Task prompt
Please return every line of the records that contains the word "Manager".

The input
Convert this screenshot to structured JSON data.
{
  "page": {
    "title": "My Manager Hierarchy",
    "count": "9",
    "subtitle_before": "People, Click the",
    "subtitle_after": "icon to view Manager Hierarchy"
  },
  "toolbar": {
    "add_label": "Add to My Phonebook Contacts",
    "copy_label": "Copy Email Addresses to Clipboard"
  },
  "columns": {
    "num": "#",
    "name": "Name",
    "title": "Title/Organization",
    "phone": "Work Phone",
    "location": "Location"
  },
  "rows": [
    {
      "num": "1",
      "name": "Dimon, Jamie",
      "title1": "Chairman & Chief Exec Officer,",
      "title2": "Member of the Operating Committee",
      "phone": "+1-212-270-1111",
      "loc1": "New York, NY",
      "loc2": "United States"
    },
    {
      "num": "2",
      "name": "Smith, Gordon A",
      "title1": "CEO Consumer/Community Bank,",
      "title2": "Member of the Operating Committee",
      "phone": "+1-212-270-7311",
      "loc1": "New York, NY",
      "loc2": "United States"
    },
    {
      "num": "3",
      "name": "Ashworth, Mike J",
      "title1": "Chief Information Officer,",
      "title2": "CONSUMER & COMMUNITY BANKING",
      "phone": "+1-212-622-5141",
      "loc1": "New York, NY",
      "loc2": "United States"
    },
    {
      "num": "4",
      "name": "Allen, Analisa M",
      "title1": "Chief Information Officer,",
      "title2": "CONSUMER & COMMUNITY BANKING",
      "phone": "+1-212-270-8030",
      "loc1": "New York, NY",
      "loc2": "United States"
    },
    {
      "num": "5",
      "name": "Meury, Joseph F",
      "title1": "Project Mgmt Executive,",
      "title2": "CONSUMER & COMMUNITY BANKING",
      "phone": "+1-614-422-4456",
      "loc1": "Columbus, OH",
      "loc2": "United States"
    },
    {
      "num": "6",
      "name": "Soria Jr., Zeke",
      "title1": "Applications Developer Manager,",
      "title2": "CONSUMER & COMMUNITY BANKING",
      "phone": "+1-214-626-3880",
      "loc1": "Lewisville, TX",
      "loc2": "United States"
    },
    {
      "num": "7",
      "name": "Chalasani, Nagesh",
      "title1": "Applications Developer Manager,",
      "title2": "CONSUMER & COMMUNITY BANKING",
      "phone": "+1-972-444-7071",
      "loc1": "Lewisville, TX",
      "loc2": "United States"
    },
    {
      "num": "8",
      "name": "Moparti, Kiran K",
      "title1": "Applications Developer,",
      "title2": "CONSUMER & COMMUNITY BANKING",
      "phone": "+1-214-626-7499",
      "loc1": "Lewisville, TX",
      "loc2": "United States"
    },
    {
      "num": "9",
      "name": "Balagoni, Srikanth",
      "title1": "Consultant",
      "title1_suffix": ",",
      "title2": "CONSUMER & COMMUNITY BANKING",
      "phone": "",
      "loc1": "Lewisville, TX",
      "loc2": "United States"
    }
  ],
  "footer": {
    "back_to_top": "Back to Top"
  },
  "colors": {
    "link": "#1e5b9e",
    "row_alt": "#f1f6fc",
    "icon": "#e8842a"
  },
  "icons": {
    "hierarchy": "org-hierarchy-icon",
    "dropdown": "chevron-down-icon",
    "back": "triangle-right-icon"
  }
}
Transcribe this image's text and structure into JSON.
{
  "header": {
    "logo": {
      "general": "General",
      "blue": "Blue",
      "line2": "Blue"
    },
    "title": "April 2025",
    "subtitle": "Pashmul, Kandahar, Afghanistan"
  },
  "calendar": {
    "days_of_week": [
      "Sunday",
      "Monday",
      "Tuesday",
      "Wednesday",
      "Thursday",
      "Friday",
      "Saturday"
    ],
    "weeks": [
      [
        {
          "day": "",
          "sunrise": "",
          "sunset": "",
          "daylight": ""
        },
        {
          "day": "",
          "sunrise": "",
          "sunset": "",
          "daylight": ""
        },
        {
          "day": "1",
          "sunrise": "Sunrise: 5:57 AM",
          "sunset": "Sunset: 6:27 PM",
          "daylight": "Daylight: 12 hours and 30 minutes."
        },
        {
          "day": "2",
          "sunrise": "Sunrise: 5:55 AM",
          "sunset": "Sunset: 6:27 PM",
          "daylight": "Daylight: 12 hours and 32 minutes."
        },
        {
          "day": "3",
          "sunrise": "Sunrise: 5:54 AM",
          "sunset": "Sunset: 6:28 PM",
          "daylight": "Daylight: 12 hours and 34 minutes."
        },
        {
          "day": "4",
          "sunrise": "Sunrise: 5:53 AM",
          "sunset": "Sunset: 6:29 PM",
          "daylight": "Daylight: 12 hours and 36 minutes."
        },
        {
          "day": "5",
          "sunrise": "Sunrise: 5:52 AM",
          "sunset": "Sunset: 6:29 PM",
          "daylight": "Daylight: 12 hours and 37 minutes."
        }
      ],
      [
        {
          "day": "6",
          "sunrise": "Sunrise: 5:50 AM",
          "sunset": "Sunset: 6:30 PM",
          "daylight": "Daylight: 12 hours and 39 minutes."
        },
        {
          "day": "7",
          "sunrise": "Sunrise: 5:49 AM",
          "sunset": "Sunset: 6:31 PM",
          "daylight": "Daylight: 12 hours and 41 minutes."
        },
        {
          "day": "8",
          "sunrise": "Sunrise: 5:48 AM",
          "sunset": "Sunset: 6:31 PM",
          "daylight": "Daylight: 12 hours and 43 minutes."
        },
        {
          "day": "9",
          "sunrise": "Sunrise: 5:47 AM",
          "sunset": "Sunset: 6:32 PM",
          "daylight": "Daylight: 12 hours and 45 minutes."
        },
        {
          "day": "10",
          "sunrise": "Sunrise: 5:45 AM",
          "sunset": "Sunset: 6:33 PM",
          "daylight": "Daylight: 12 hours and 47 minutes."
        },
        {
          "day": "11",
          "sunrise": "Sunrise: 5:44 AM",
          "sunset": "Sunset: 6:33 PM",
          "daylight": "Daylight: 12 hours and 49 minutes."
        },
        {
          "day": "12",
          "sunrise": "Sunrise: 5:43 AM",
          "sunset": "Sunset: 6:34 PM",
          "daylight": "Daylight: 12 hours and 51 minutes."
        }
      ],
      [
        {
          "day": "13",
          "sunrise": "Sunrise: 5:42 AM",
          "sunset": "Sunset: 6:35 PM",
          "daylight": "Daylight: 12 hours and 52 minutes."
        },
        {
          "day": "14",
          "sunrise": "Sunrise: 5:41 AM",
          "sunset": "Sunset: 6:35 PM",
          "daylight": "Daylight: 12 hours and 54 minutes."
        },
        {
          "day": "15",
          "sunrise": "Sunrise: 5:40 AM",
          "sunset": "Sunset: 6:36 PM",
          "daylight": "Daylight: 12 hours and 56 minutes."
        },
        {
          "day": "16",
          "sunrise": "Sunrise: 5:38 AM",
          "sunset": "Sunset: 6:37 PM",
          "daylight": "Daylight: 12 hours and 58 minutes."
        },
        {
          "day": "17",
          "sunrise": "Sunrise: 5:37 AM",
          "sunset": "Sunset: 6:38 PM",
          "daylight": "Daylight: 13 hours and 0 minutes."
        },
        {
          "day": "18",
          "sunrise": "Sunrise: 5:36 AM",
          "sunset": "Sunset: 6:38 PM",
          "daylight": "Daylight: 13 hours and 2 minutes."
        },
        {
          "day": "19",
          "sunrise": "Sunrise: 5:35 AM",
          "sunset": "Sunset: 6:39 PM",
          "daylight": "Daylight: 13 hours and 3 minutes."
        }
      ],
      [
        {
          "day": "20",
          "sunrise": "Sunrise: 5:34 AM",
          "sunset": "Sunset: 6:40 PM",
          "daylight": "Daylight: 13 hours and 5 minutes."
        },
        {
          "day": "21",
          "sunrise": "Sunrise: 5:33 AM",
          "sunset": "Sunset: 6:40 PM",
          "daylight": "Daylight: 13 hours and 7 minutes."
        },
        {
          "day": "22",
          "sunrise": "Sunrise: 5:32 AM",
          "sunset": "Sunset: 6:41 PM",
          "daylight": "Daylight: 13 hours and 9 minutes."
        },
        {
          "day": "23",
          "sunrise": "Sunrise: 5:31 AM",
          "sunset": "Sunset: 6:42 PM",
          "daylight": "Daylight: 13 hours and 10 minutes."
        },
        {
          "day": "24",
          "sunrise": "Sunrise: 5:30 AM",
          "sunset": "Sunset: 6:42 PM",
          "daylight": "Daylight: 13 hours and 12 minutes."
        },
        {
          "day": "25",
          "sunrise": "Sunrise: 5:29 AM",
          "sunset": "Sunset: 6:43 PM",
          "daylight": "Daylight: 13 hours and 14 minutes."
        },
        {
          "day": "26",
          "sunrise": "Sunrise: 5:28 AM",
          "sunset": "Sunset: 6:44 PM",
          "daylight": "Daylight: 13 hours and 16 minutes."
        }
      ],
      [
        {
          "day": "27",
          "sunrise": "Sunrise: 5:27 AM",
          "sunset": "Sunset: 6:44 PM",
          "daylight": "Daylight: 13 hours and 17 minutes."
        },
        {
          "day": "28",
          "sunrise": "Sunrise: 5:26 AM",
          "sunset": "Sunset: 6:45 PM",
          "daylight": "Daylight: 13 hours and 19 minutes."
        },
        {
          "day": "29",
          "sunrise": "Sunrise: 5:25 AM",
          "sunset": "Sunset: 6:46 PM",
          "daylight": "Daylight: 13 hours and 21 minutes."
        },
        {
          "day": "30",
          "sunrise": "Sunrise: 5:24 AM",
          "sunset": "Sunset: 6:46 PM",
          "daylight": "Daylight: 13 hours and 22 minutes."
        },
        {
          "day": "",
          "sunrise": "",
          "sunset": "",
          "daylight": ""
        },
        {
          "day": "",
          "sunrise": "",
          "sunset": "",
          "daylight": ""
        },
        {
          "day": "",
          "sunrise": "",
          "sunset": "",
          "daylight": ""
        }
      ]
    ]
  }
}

Answer box
    "title": "My Manager Hierarchy",
    "subtitle_after": "icon to view Manager Hierarchy"
      "title1": "Applications Developer Manager,",
      "title1": "Applications Developer Manager,",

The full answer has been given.